* **EXERCISE**
Nothing but the text should be carried over: reproduce all the data exactly and leave out every image.

* **MATERIAL SHOWN**
◆ ◆ ◆ ◆ ◆

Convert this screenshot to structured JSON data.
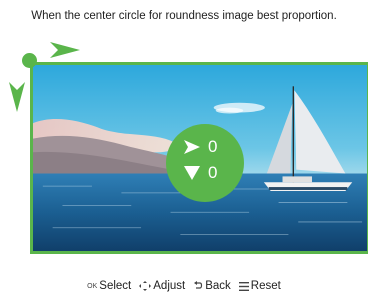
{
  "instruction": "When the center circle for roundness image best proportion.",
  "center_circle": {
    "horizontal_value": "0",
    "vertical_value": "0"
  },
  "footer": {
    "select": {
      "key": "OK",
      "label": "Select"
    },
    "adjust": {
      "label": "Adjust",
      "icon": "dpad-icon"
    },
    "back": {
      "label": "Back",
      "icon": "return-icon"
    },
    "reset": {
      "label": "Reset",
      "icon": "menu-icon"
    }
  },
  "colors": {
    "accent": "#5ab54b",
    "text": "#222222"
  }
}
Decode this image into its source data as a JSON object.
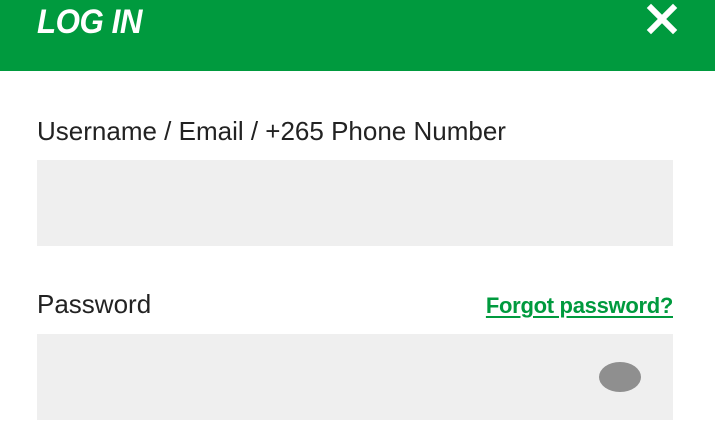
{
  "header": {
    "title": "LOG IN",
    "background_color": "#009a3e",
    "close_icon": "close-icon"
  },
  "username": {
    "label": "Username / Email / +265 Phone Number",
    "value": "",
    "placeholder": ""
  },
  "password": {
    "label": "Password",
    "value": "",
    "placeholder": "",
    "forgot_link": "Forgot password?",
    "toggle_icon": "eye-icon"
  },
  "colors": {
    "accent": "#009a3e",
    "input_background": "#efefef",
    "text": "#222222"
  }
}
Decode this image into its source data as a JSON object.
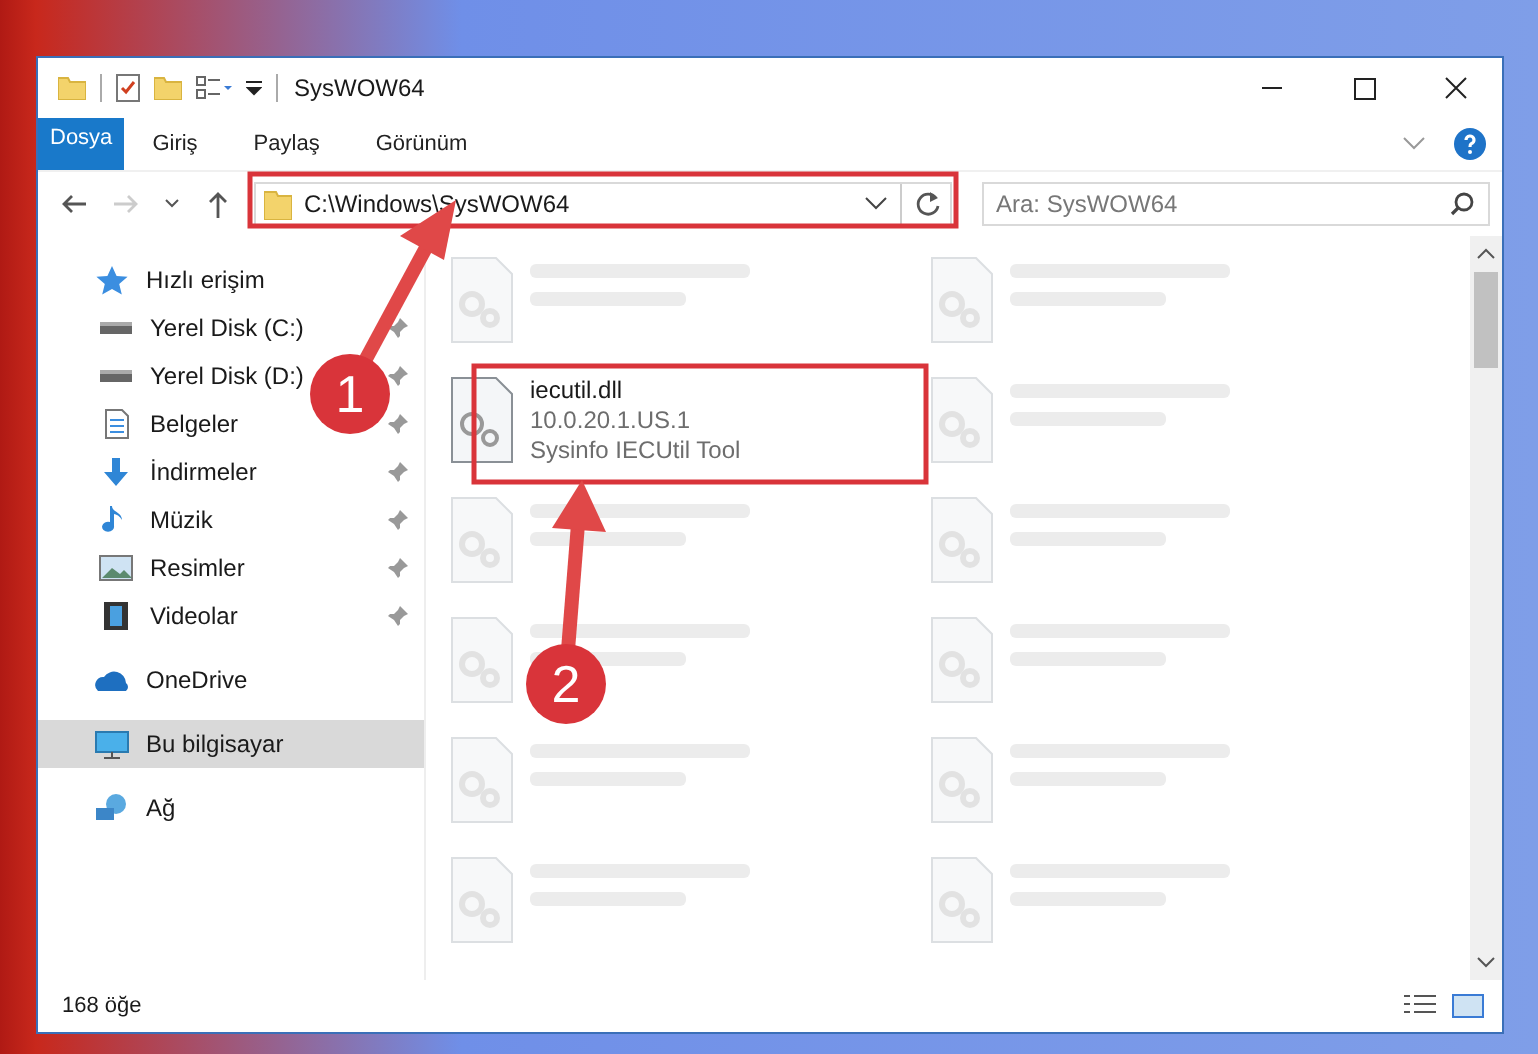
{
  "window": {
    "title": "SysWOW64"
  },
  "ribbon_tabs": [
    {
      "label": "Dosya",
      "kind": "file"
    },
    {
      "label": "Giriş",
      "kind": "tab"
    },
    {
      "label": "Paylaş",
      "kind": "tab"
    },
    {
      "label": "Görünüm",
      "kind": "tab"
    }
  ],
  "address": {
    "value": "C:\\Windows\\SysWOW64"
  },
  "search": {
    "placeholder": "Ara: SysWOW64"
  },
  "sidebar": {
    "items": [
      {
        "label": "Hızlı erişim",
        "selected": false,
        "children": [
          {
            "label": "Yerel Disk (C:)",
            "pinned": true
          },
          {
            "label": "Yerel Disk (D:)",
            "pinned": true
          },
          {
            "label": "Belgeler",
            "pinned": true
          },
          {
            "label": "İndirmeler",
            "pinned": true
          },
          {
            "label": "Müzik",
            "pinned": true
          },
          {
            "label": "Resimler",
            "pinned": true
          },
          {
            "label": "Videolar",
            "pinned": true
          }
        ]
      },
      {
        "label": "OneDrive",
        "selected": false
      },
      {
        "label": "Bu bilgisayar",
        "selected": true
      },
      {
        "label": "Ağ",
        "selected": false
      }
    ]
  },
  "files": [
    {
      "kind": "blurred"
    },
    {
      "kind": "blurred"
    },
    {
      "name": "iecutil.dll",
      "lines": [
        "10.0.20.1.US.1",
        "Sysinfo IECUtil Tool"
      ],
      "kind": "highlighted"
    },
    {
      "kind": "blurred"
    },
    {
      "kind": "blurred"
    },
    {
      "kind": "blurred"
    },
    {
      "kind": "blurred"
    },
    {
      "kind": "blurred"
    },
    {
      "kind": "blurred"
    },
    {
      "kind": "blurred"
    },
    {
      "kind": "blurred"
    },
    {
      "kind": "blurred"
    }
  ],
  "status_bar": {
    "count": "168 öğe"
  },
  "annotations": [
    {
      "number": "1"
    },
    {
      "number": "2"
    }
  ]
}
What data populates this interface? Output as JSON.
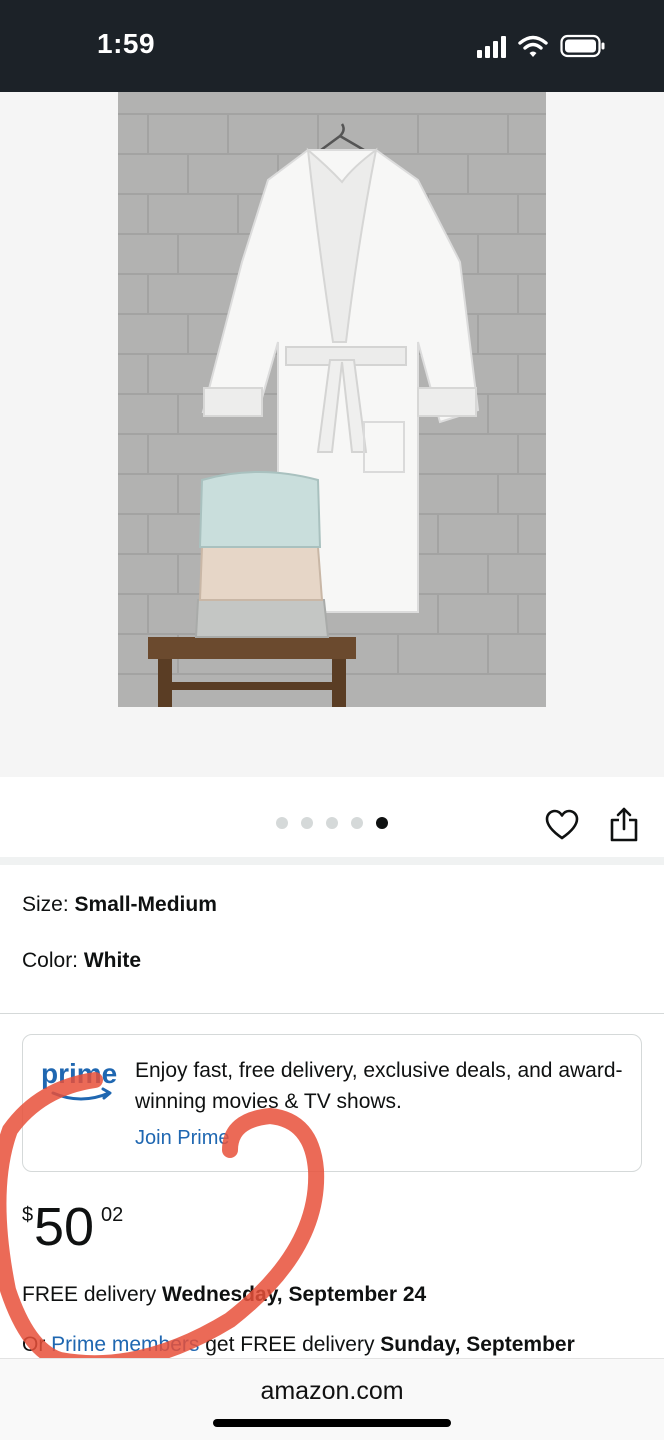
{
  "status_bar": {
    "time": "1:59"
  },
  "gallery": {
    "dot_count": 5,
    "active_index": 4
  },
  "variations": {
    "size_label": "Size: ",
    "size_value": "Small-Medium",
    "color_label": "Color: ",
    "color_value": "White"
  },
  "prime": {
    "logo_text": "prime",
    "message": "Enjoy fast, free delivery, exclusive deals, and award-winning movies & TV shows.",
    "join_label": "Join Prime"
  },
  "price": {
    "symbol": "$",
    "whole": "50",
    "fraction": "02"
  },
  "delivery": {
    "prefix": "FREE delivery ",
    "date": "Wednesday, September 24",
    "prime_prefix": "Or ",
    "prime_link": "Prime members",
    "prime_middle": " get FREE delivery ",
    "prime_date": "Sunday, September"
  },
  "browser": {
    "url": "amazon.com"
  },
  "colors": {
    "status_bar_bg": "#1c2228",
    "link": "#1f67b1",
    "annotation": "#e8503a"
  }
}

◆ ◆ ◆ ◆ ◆

* **ANSWER SECTION**
Convert this screenshot to structured JSON data.
{
  "instruction": "When the center circle for roundness image best proportion.",
  "center_circle": {
    "horizontal_value": "0",
    "vertical_value": "0"
  },
  "footer": {
    "select": {
      "key": "OK",
      "label": "Select"
    },
    "adjust": {
      "label": "Adjust",
      "icon": "dpad-icon"
    },
    "back": {
      "label": "Back",
      "icon": "return-icon"
    },
    "reset": {
      "label": "Reset",
      "icon": "menu-icon"
    }
  },
  "colors": {
    "accent": "#5ab54b",
    "text": "#222222"
  }
}
Decode this image into its source data as a JSON object.
{
  "header": {
    "title": "LOG IN",
    "background_color": "#009a3e",
    "close_icon": "close-icon"
  },
  "username": {
    "label": "Username / Email / +265 Phone Number",
    "value": "",
    "placeholder": ""
  },
  "password": {
    "label": "Password",
    "value": "",
    "placeholder": "",
    "forgot_link": "Forgot password?",
    "toggle_icon": "eye-icon"
  },
  "colors": {
    "accent": "#009a3e",
    "input_background": "#efefef",
    "text": "#222222"
  }
}
Decode this image into its source data as a JSON object.
{
  "window": {
    "title": "SysWOW64"
  },
  "ribbon_tabs": [
    {
      "label": "Dosya",
      "kind": "file"
    },
    {
      "label": "Giriş",
      "kind": "tab"
    },
    {
      "label": "Paylaş",
      "kind": "tab"
    },
    {
      "label": "Görünüm",
      "kind": "tab"
    }
  ],
  "address": {
    "value": "C:\\Windows\\SysWOW64"
  },
  "search": {
    "placeholder": "Ara: SysWOW64"
  },
  "sidebar": {
    "items": [
      {
        "label": "Hızlı erişim",
        "selected": false,
        "children": [
          {
            "label": "Yerel Disk (C:)",
            "pinned": true
          },
          {
            "label": "Yerel Disk (D:)",
            "pinned": true
          },
          {
            "label": "Belgeler",
            "pinned": true
          },
          {
            "label": "İndirmeler",
            "pinned": true
          },
          {
            "label": "Müzik",
            "pinned": true
          },
          {
            "label": "Resimler",
            "pinned": true
          },
          {
            "label": "Videolar",
            "pinned": true
          }
        ]
      },
      {
        "label": "OneDrive",
        "selected": false
      },
      {
        "label": "Bu bilgisayar",
        "selected": true
      },
      {
        "label": "Ağ",
        "selected": false
      }
    ]
  },
  "files": [
    {
      "kind": "blurred"
    },
    {
      "kind": "blurred"
    },
    {
      "name": "iecutil.dll",
      "lines": [
        "10.0.20.1.US.1",
        "Sysinfo IECUtil Tool"
      ],
      "kind": "highlighted"
    },
    {
      "kind": "blurred"
    },
    {
      "kind": "blurred"
    },
    {
      "kind": "blurred"
    },
    {
      "kind": "blurred"
    },
    {
      "kind": "blurred"
    },
    {
      "kind": "blurred"
    },
    {
      "kind": "blurred"
    },
    {
      "kind": "blurred"
    },
    {
      "kind": "blurred"
    }
  ],
  "status_bar": {
    "count": "168 öğe"
  },
  "annotations": [
    {
      "number": "1"
    },
    {
      "number": "2"
    }
  ]
}
What data populates this interface? Output as JSON.
{
  "status_bar": {
    "time": "1:59"
  },
  "gallery": {
    "dot_count": 5,
    "active_index": 4
  },
  "variations": {
    "size_label": "Size: ",
    "size_value": "Small-Medium",
    "color_label": "Color: ",
    "color_value": "White"
  },
  "prime": {
    "logo_text": "prime",
    "message": "Enjoy fast, free delivery, exclusive deals, and award-winning movies & TV shows.",
    "join_label": "Join Prime"
  },
  "price": {
    "symbol": "$",
    "whole": "50",
    "fraction": "02"
  },
  "delivery": {
    "prefix": "FREE delivery ",
    "date": "Wednesday, September 24",
    "prime_prefix": "Or ",
    "prime_link": "Prime members",
    "prime_middle": " get FREE delivery ",
    "prime_date": "Sunday, September"
  },
  "browser": {
    "url": "amazon.com"
  },
  "colors": {
    "status_bar_bg": "#1c2228",
    "link": "#1f67b1",
    "annotation": "#e8503a"
  }
}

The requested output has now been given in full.